◆ Description of the task: Reproduce all of the data below without alteration; exclude every picture.

*-*-*

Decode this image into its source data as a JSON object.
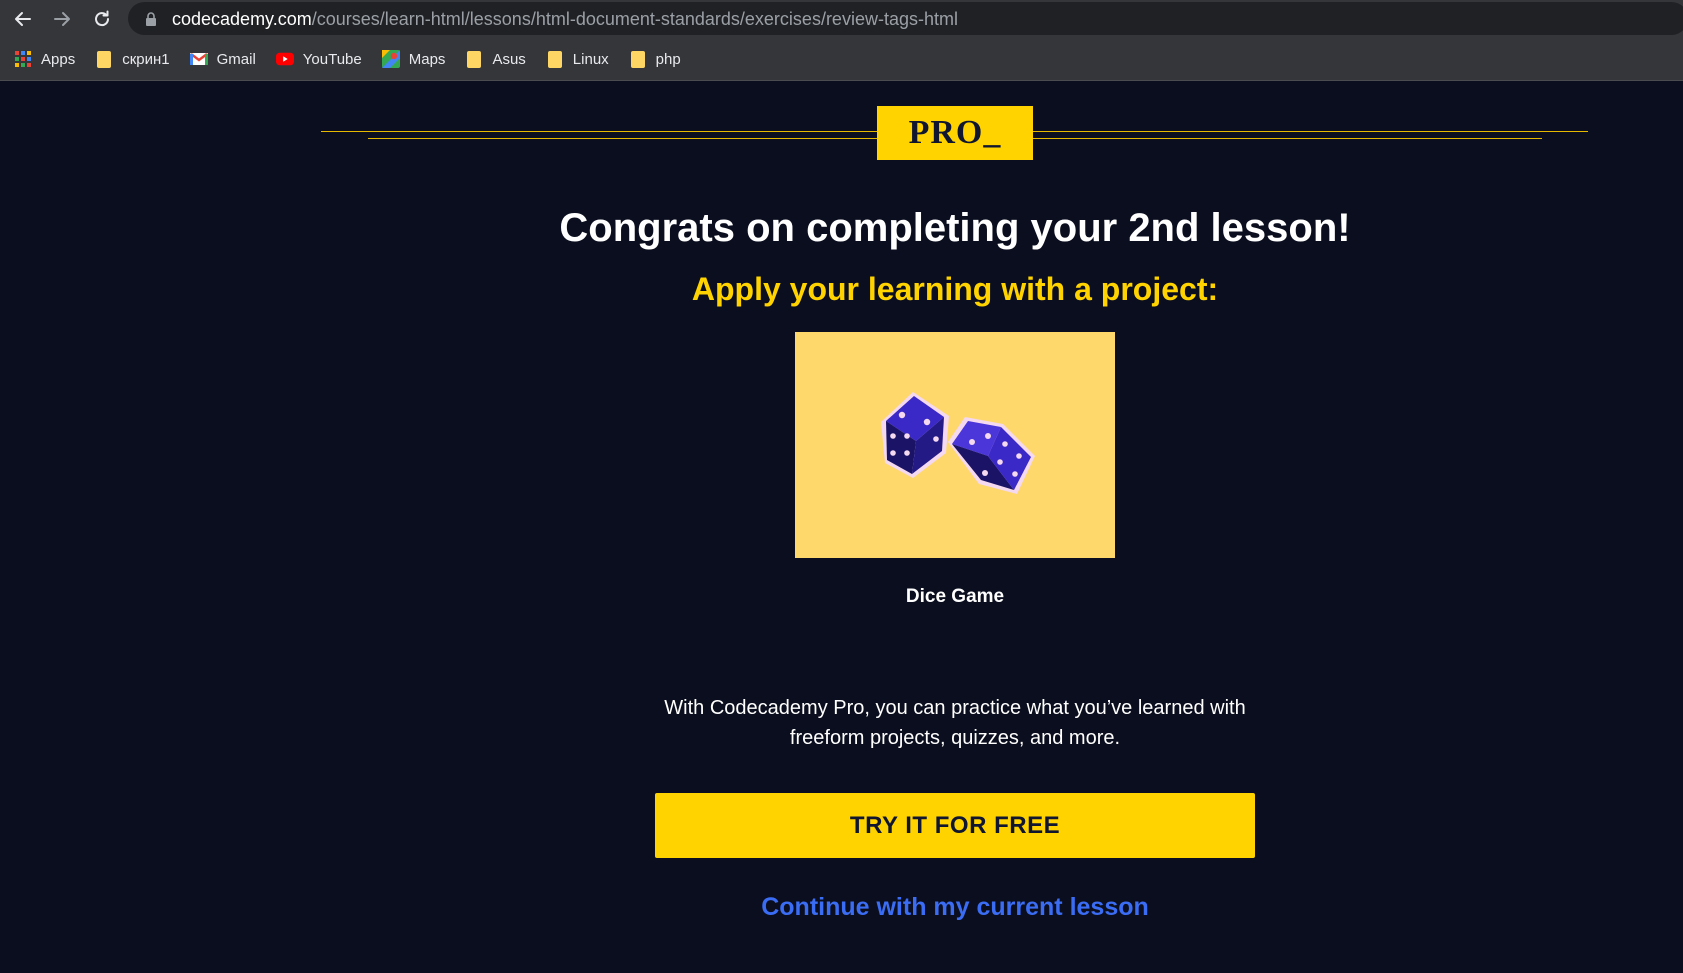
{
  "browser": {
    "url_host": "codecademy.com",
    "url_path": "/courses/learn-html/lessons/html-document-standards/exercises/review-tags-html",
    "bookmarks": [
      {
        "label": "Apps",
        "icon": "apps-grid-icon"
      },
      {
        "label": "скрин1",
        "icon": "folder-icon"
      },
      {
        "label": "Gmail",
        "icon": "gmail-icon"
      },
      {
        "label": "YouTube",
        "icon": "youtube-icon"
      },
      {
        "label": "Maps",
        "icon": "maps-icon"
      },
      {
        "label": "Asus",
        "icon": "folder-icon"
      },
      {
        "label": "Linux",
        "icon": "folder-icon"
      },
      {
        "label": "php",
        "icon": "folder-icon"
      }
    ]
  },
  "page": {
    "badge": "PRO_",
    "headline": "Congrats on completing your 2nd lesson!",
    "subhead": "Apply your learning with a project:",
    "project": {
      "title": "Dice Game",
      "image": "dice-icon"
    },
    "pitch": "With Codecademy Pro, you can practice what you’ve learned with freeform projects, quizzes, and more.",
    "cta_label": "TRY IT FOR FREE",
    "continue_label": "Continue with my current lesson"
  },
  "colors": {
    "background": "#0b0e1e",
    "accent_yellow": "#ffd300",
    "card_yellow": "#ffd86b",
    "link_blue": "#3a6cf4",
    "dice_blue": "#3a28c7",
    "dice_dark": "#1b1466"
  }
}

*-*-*

◆ Result of this task:
Decode this image into its source data as a JSON object.
{
  "browser": {
    "url_host": "codecademy.com",
    "url_path": "/courses/learn-html/lessons/html-document-standards/exercises/review-tags-html",
    "bookmarks": [
      {
        "label": "Apps",
        "icon": "apps-grid-icon"
      },
      {
        "label": "скрин1",
        "icon": "folder-icon"
      },
      {
        "label": "Gmail",
        "icon": "gmail-icon"
      },
      {
        "label": "YouTube",
        "icon": "youtube-icon"
      },
      {
        "label": "Maps",
        "icon": "maps-icon"
      },
      {
        "label": "Asus",
        "icon": "folder-icon"
      },
      {
        "label": "Linux",
        "icon": "folder-icon"
      },
      {
        "label": "php",
        "icon": "folder-icon"
      }
    ]
  },
  "page": {
    "badge": "PRO_",
    "headline": "Congrats on completing your 2nd lesson!",
    "subhead": "Apply your learning with a project:",
    "project": {
      "title": "Dice Game",
      "image": "dice-icon"
    },
    "pitch": "With Codecademy Pro, you can practice what you’ve learned with freeform projects, quizzes, and more.",
    "cta_label": "TRY IT FOR FREE",
    "continue_label": "Continue with my current lesson"
  },
  "colors": {
    "background": "#0b0e1e",
    "accent_yellow": "#ffd300",
    "card_yellow": "#ffd86b",
    "link_blue": "#3a6cf4",
    "dice_blue": "#3a28c7",
    "dice_dark": "#1b1466"
  }
}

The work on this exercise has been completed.